(Dataset rows describing interfaces)
:::::
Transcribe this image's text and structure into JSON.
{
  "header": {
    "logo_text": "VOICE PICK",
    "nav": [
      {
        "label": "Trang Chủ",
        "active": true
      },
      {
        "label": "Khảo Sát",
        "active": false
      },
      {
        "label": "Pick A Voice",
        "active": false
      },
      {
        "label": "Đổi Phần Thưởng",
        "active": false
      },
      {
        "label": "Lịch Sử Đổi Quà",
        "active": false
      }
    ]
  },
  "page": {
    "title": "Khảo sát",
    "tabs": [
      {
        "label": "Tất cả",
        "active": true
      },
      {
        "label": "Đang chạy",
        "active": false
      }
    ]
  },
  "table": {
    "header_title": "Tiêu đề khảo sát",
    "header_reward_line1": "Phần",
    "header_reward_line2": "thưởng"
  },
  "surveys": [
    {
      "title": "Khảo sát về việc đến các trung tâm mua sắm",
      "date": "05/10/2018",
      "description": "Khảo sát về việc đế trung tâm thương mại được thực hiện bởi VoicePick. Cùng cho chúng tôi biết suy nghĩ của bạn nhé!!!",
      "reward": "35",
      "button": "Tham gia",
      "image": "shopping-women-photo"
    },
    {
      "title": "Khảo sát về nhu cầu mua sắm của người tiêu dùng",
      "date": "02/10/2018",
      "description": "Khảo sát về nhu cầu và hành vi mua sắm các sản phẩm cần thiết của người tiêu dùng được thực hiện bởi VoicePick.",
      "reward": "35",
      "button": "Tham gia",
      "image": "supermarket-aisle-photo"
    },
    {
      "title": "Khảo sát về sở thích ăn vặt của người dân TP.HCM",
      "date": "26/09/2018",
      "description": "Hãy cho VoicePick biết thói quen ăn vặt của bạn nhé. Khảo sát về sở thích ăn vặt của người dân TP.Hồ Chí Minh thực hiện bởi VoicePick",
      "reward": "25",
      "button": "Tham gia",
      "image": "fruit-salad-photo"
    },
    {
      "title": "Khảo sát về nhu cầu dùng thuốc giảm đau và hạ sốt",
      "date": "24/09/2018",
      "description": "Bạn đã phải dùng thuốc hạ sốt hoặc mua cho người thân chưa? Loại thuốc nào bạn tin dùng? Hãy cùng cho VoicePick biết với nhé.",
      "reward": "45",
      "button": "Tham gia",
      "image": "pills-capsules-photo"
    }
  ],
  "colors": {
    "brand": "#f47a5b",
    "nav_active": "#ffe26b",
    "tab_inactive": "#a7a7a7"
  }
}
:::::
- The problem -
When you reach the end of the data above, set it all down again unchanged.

- Exercise result -
Transcribe this image's text and structure into JSON.
{
  "header": {
    "logo_text": "VOICE PICK",
    "nav": [
      {
        "label": "Trang Chủ",
        "active": true
      },
      {
        "label": "Khảo Sát",
        "active": false
      },
      {
        "label": "Pick A Voice",
        "active": false
      },
      {
        "label": "Đổi Phần Thưởng",
        "active": false
      },
      {
        "label": "Lịch Sử Đổi Quà",
        "active": false
      }
    ]
  },
  "page": {
    "title": "Khảo sát",
    "tabs": [
      {
        "label": "Tất cả",
        "active": true
      },
      {
        "label": "Đang chạy",
        "active": false
      }
    ]
  },
  "table": {
    "header_title": "Tiêu đề khảo sát",
    "header_reward_line1": "Phần",
    "header_reward_line2": "thưởng"
  },
  "surveys": [
    {
      "title": "Khảo sát về việc đến các trung tâm mua sắm",
      "date": "05/10/2018",
      "description": "Khảo sát về việc đế trung tâm thương mại được thực hiện bởi VoicePick. Cùng cho chúng tôi biết suy nghĩ của bạn nhé!!!",
      "reward": "35",
      "button": "Tham gia",
      "image": "shopping-women-photo"
    },
    {
      "title": "Khảo sát về nhu cầu mua sắm của người tiêu dùng",
      "date": "02/10/2018",
      "description": "Khảo sát về nhu cầu và hành vi mua sắm các sản phẩm cần thiết của người tiêu dùng được thực hiện bởi VoicePick.",
      "reward": "35",
      "button": "Tham gia",
      "image": "supermarket-aisle-photo"
    },
    {
      "title": "Khảo sát về sở thích ăn vặt của người dân TP.HCM",
      "date": "26/09/2018",
      "description": "Hãy cho VoicePick biết thói quen ăn vặt của bạn nhé. Khảo sát về sở thích ăn vặt của người dân TP.Hồ Chí Minh thực hiện bởi VoicePick",
      "reward": "25",
      "button": "Tham gia",
      "image": "fruit-salad-photo"
    },
    {
      "title": "Khảo sát về nhu cầu dùng thuốc giảm đau và hạ sốt",
      "date": "24/09/2018",
      "description": "Bạn đã phải dùng thuốc hạ sốt hoặc mua cho người thân chưa? Loại thuốc nào bạn tin dùng? Hãy cùng cho VoicePick biết với nhé.",
      "reward": "45",
      "button": "Tham gia",
      "image": "pills-capsules-photo"
    }
  ],
  "colors": {
    "brand": "#f47a5b",
    "nav_active": "#ffe26b",
    "tab_inactive": "#a7a7a7"
  }
}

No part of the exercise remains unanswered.